The only difference is that it feels as though the rear brake's lever is now a little softer when the pads contact the rotor. I'm not absolutely sure on this, because I don't remember how it felt before changing the brake fluid type. I can compare it with the front brake, but its softness could be explained by the longer length of the hose as well. It will be possible to say something definite after bleeding the front brake with DOT5 when I have inspiration and time for that. I think I'll do that soon, because the rear brake has been trouble free so far, and now I feel quite confident about using DOT5.
Also, the rear brake's lever free travel until the pads hit the rotor is now significantly shorter than it was before. This is a definite plus for me. It will be interesting to see if that will be the same way with the front brake.
Having had no issues with the rear brake so far, I decided to bleed the front brake with DOT5 as well. All went perfectly. The brake performs excellent. I have yet to see whether the fluid stops leaking now (it still had been slightly leaking with DOT5.1 until yesterday), as it did with the rear brake.
Further testing is to come, but I can't see why there could be any trouble in the future.
Also, there's no problem with the lever feel. I couldn't really tell the difference between DOT5.1 and DOT5 caused by the higher compressibility of the latter.
04 Stumpjumper FSR Pro
Airborne Ti HT
Trek Rigid SS - No suspension, no gears....no problem
I switched out the fluid in soe avid juicy 5's about 2 1/2 years ago. No problems yet. The feel is different, but otherwise problem free. It does absorb a lot of air if you let it so it can get squishy, but I've never had to bleed them.
Originally Posted by shapirus
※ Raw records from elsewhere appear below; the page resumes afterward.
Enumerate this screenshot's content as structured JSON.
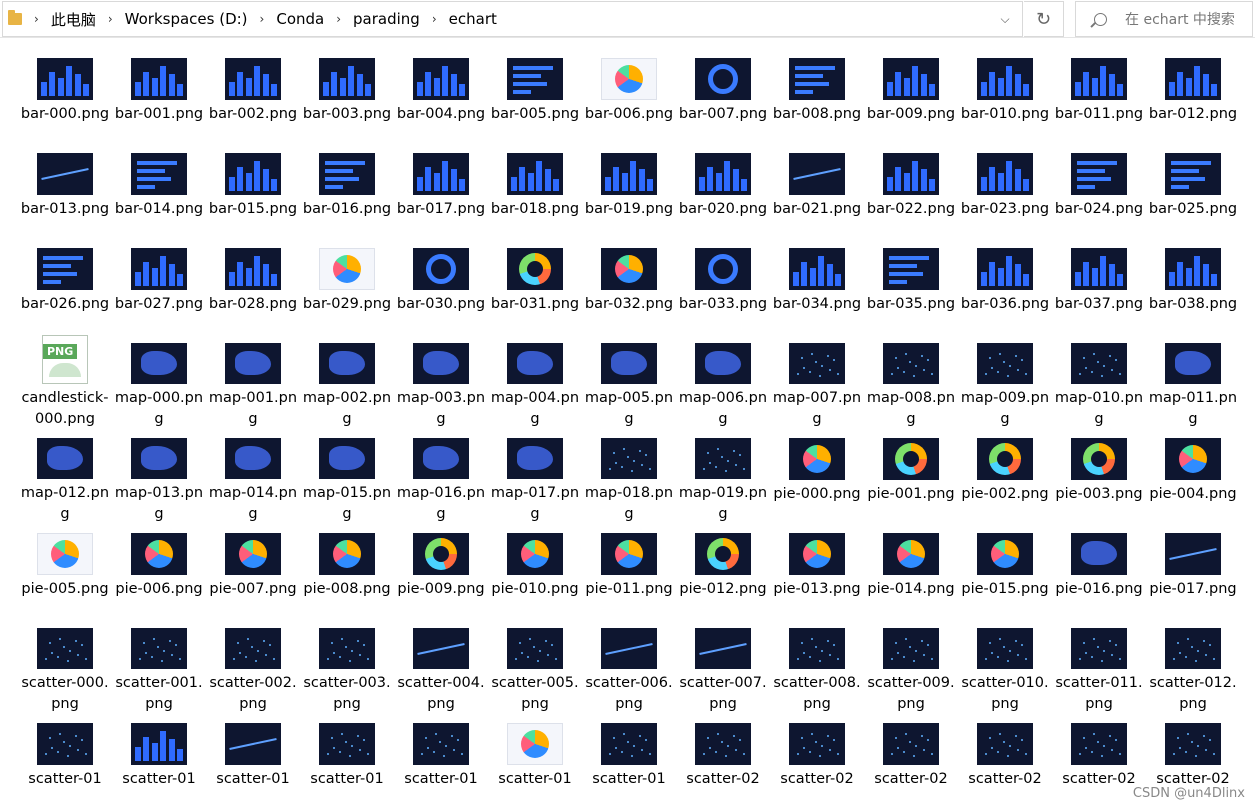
{
  "addressbar": {
    "crumbs": [
      "此电脑",
      "Workspaces (D:)",
      "Conda",
      "parading",
      "echart"
    ]
  },
  "search": {
    "placeholder": "在 echart 中搜索"
  },
  "files": [
    {
      "name": "bar-000.png",
      "kind": "bar"
    },
    {
      "name": "bar-001.png",
      "kind": "bar"
    },
    {
      "name": "bar-002.png",
      "kind": "bar"
    },
    {
      "name": "bar-003.png",
      "kind": "bar"
    },
    {
      "name": "bar-004.png",
      "kind": "bar"
    },
    {
      "name": "bar-005.png",
      "kind": "hbar"
    },
    {
      "name": "bar-006.png",
      "kind": "pie-light"
    },
    {
      "name": "bar-007.png",
      "kind": "ring"
    },
    {
      "name": "bar-008.png",
      "kind": "hbar"
    },
    {
      "name": "bar-009.png",
      "kind": "bar"
    },
    {
      "name": "bar-010.png",
      "kind": "bar"
    },
    {
      "name": "bar-011.png",
      "kind": "bar"
    },
    {
      "name": "bar-012.png",
      "kind": "bar"
    },
    {
      "name": "bar-013.png",
      "kind": "line"
    },
    {
      "name": "bar-014.png",
      "kind": "hbar"
    },
    {
      "name": "bar-015.png",
      "kind": "bar"
    },
    {
      "name": "bar-016.png",
      "kind": "hbar"
    },
    {
      "name": "bar-017.png",
      "kind": "bar"
    },
    {
      "name": "bar-018.png",
      "kind": "bar"
    },
    {
      "name": "bar-019.png",
      "kind": "bar"
    },
    {
      "name": "bar-020.png",
      "kind": "bar"
    },
    {
      "name": "bar-021.png",
      "kind": "line"
    },
    {
      "name": "bar-022.png",
      "kind": "bar"
    },
    {
      "name": "bar-023.png",
      "kind": "bar"
    },
    {
      "name": "bar-024.png",
      "kind": "hbar"
    },
    {
      "name": "bar-025.png",
      "kind": "hbar"
    },
    {
      "name": "bar-026.png",
      "kind": "hbar"
    },
    {
      "name": "bar-027.png",
      "kind": "bar"
    },
    {
      "name": "bar-028.png",
      "kind": "bar"
    },
    {
      "name": "bar-029.png",
      "kind": "pie-light"
    },
    {
      "name": "bar-030.png",
      "kind": "ring"
    },
    {
      "name": "bar-031.png",
      "kind": "donut"
    },
    {
      "name": "bar-032.png",
      "kind": "pie"
    },
    {
      "name": "bar-033.png",
      "kind": "ring"
    },
    {
      "name": "bar-034.png",
      "kind": "bar"
    },
    {
      "name": "bar-035.png",
      "kind": "hbar"
    },
    {
      "name": "bar-036.png",
      "kind": "bar"
    },
    {
      "name": "bar-037.png",
      "kind": "bar"
    },
    {
      "name": "bar-038.png",
      "kind": "bar"
    },
    {
      "name": "candlestick-000.png",
      "kind": "file"
    },
    {
      "name": "map-000.png",
      "kind": "map"
    },
    {
      "name": "map-001.png",
      "kind": "map"
    },
    {
      "name": "map-002.png",
      "kind": "map"
    },
    {
      "name": "map-003.png",
      "kind": "map"
    },
    {
      "name": "map-004.png",
      "kind": "map"
    },
    {
      "name": "map-005.png",
      "kind": "map"
    },
    {
      "name": "map-006.png",
      "kind": "map"
    },
    {
      "name": "map-007.png",
      "kind": "dots"
    },
    {
      "name": "map-008.png",
      "kind": "dots"
    },
    {
      "name": "map-009.png",
      "kind": "dots"
    },
    {
      "name": "map-010.png",
      "kind": "dots"
    },
    {
      "name": "map-011.png",
      "kind": "map"
    },
    {
      "name": "map-012.png",
      "kind": "map"
    },
    {
      "name": "map-013.png",
      "kind": "map"
    },
    {
      "name": "map-014.png",
      "kind": "map"
    },
    {
      "name": "map-015.png",
      "kind": "map"
    },
    {
      "name": "map-016.png",
      "kind": "map"
    },
    {
      "name": "map-017.png",
      "kind": "map"
    },
    {
      "name": "map-018.png",
      "kind": "dots"
    },
    {
      "name": "map-019.png",
      "kind": "dots"
    },
    {
      "name": "pie-000.png",
      "kind": "pie"
    },
    {
      "name": "pie-001.png",
      "kind": "donut"
    },
    {
      "name": "pie-002.png",
      "kind": "donut"
    },
    {
      "name": "pie-003.png",
      "kind": "donut"
    },
    {
      "name": "pie-004.png",
      "kind": "pie"
    },
    {
      "name": "pie-005.png",
      "kind": "pie-light"
    },
    {
      "name": "pie-006.png",
      "kind": "pie"
    },
    {
      "name": "pie-007.png",
      "kind": "pie"
    },
    {
      "name": "pie-008.png",
      "kind": "pie"
    },
    {
      "name": "pie-009.png",
      "kind": "donut"
    },
    {
      "name": "pie-010.png",
      "kind": "pie"
    },
    {
      "name": "pie-011.png",
      "kind": "pie"
    },
    {
      "name": "pie-012.png",
      "kind": "donut"
    },
    {
      "name": "pie-013.png",
      "kind": "pie"
    },
    {
      "name": "pie-014.png",
      "kind": "pie"
    },
    {
      "name": "pie-015.png",
      "kind": "pie"
    },
    {
      "name": "pie-016.png",
      "kind": "map"
    },
    {
      "name": "pie-017.png",
      "kind": "line"
    },
    {
      "name": "scatter-000.png",
      "kind": "dots"
    },
    {
      "name": "scatter-001.png",
      "kind": "dots"
    },
    {
      "name": "scatter-002.png",
      "kind": "dots"
    },
    {
      "name": "scatter-003.png",
      "kind": "dots"
    },
    {
      "name": "scatter-004.png",
      "kind": "line"
    },
    {
      "name": "scatter-005.png",
      "kind": "dots"
    },
    {
      "name": "scatter-006.png",
      "kind": "line"
    },
    {
      "name": "scatter-007.png",
      "kind": "line"
    },
    {
      "name": "scatter-008.png",
      "kind": "dots"
    },
    {
      "name": "scatter-009.png",
      "kind": "dots"
    },
    {
      "name": "scatter-010.png",
      "kind": "dots"
    },
    {
      "name": "scatter-011.png",
      "kind": "dots"
    },
    {
      "name": "scatter-012.png",
      "kind": "dots"
    },
    {
      "name": "scatter-01",
      "kind": "dots"
    },
    {
      "name": "scatter-01",
      "kind": "bar"
    },
    {
      "name": "scatter-01",
      "kind": "line"
    },
    {
      "name": "scatter-01",
      "kind": "dots"
    },
    {
      "name": "scatter-01",
      "kind": "dots"
    },
    {
      "name": "scatter-01",
      "kind": "pie-light"
    },
    {
      "name": "scatter-01",
      "kind": "dots"
    },
    {
      "name": "scatter-02",
      "kind": "dots"
    },
    {
      "name": "scatter-02",
      "kind": "dots"
    },
    {
      "name": "scatter-02",
      "kind": "dots"
    },
    {
      "name": "scatter-02",
      "kind": "dots"
    },
    {
      "name": "scatter-02",
      "kind": "dots"
    },
    {
      "name": "scatter-02",
      "kind": "dots"
    }
  ],
  "watermark": "CSDN @un4Dlinx"
}
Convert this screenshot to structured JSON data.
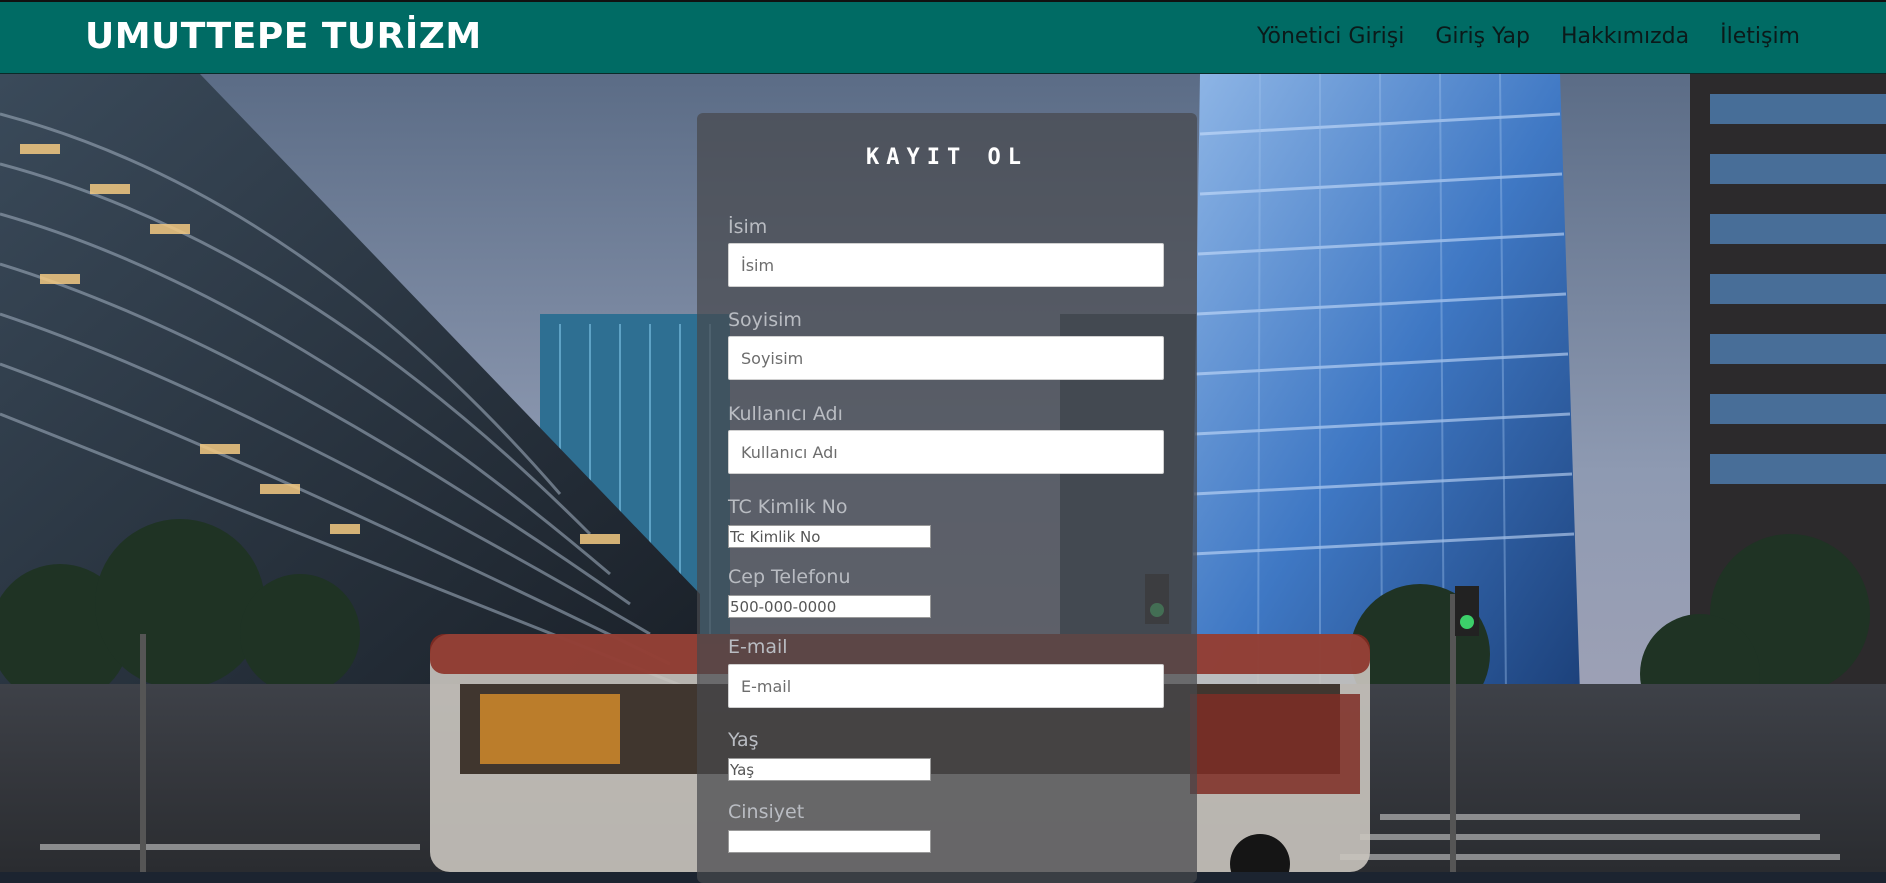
{
  "header": {
    "brand": "UMUTTEPE TURİZM",
    "nav": [
      "Yönetici Girişi",
      "Giriş Yap",
      "Hakkımızda",
      "İletişim"
    ]
  },
  "colors": {
    "header_bg": "#006b64",
    "card_bg": "rgba(70,72,76,0.72)",
    "label": "#b9bcc2"
  },
  "form": {
    "title": "KAYIT OL",
    "fields": [
      {
        "label": "İsim",
        "placeholder": "İsim"
      },
      {
        "label": "Soyisim",
        "placeholder": "Soyisim"
      },
      {
        "label": "Kullanıcı Adı",
        "placeholder": "Kullanıcı Adı"
      },
      {
        "label": "TC Kimlik No",
        "placeholder": "Tc Kimlik No"
      },
      {
        "label": "Cep Telefonu",
        "placeholder": "500-000-0000"
      },
      {
        "label": "E-mail",
        "placeholder": "E-mail"
      },
      {
        "label": "Yaş",
        "placeholder": "Yaş"
      },
      {
        "label": "Cinsiyet",
        "placeholder": ""
      }
    ]
  },
  "background": {
    "icon": "city-street-photo"
  }
}
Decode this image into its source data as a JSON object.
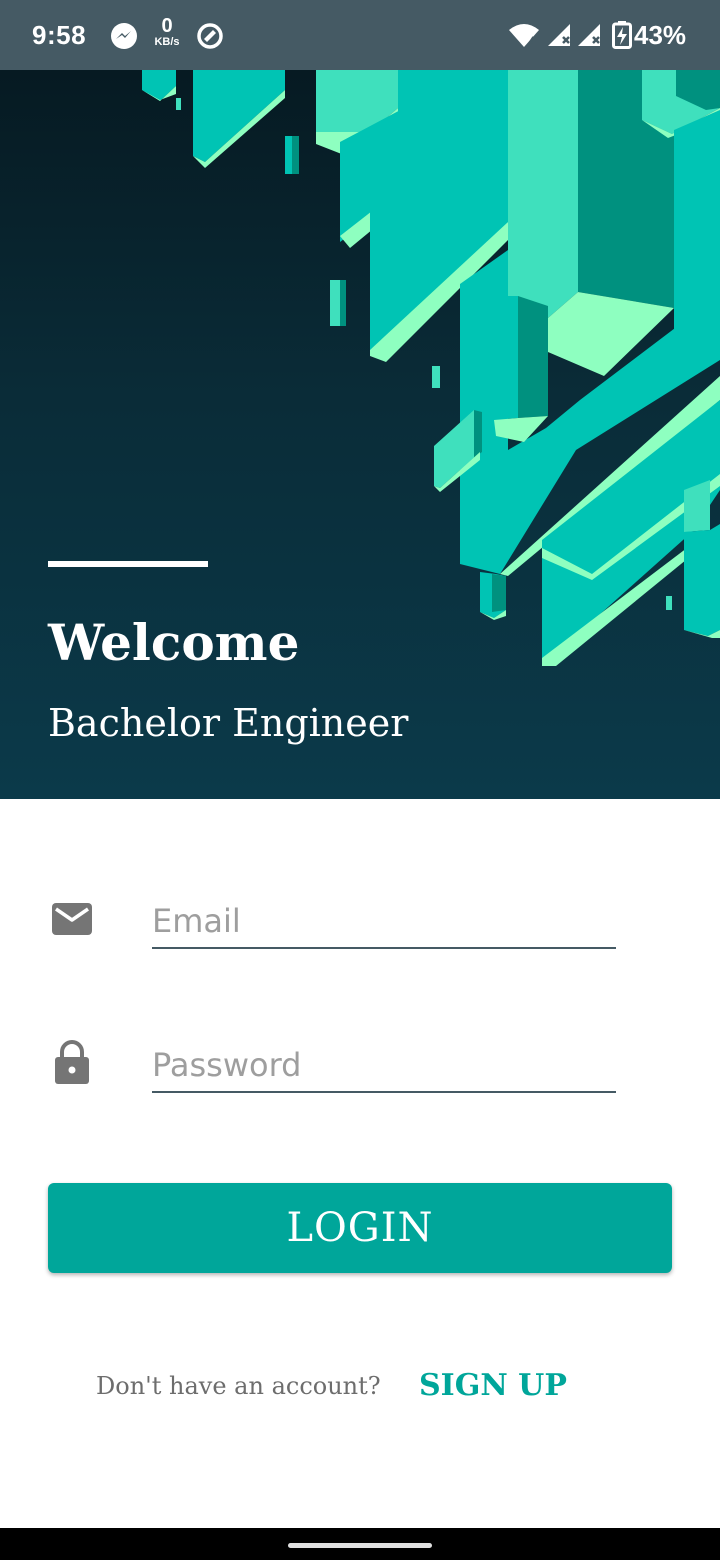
{
  "status_bar": {
    "time": "9:58",
    "net_speed_value": "0",
    "net_speed_unit": "KB/s",
    "battery_percent": "43%",
    "icons": [
      "messenger-icon",
      "data-saver-icon",
      "wifi-icon",
      "signal-icon",
      "signal-icon",
      "battery-charging-icon"
    ]
  },
  "header": {
    "title": "Welcome",
    "subtitle": "Bachelor Engineer"
  },
  "form": {
    "email_placeholder": "Email",
    "email_value": "",
    "password_placeholder": "Password",
    "password_value": "",
    "login_label": "LOGIN"
  },
  "footer": {
    "no_account_text": "Don't have an account?",
    "signup_label": "SIGN UP"
  },
  "colors": {
    "accent": "#00a69a",
    "header_dark": "#061a22",
    "status_bar": "#455a64",
    "art_light": "#8effc0",
    "art_mid": "#00c4b4",
    "art_dark": "#00917f"
  }
}
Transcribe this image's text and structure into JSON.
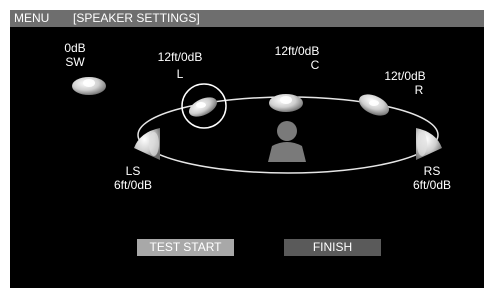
{
  "titlebar": {
    "menu": "MENU",
    "title": "[SPEAKER SETTINGS]"
  },
  "speakers": {
    "sw": {
      "level": "0dB",
      "name": "SW"
    },
    "l": {
      "value": "12ft/0dB",
      "name": "L"
    },
    "c": {
      "value": "12ft/0dB",
      "name": "C"
    },
    "r": {
      "value": "12t/0dB",
      "name": "R"
    },
    "ls": {
      "name": "LS",
      "value": "6ft/0dB"
    },
    "rs": {
      "name": "RS",
      "value": "6ft/0dB"
    }
  },
  "selected_speaker": "L",
  "buttons": {
    "test_start": "TEST START",
    "finish": "FINISH"
  },
  "colors": {
    "title_bar": "#6e6e6e",
    "test_button": "#a8a8a8",
    "finish_button": "#5a5a5a"
  }
}
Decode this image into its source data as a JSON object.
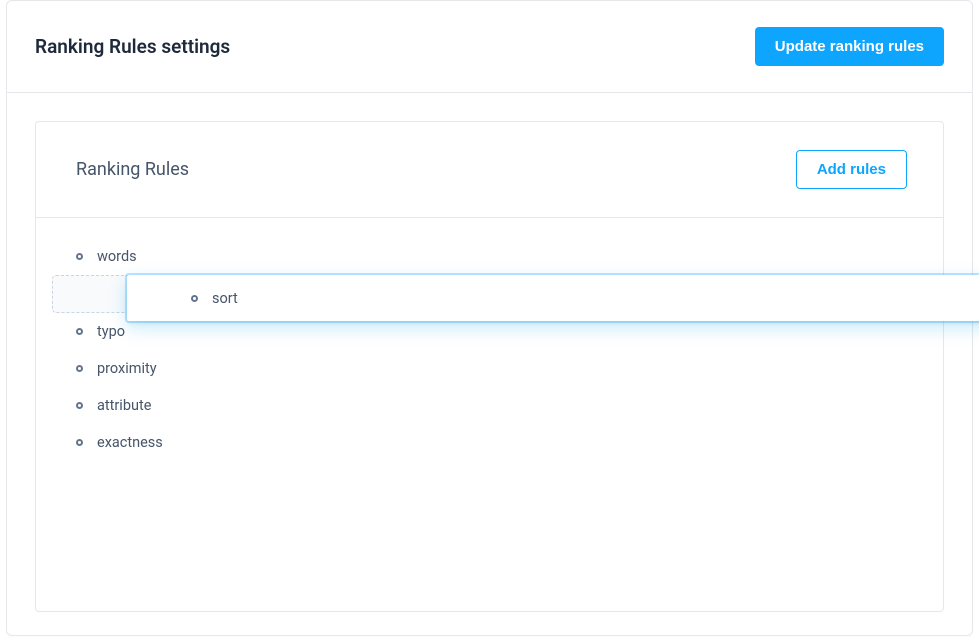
{
  "header": {
    "title": "Ranking Rules settings",
    "update_button_label": "Update ranking rules"
  },
  "panel": {
    "title": "Ranking Rules",
    "add_button_label": "Add rules"
  },
  "rules": {
    "items": [
      {
        "label": "words"
      },
      {
        "label": "sort"
      },
      {
        "label": "typo"
      },
      {
        "label": "proximity"
      },
      {
        "label": "attribute"
      },
      {
        "label": "exactness"
      }
    ],
    "dragging_index": 1,
    "placeholder_index": 1
  },
  "colors": {
    "accent": "#0ea5ff",
    "text": "#475569",
    "border": "#e5e7eb"
  }
}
The only thing I did different than you was I flushed the system and let them soak in dot 5 for a while before completing the change over.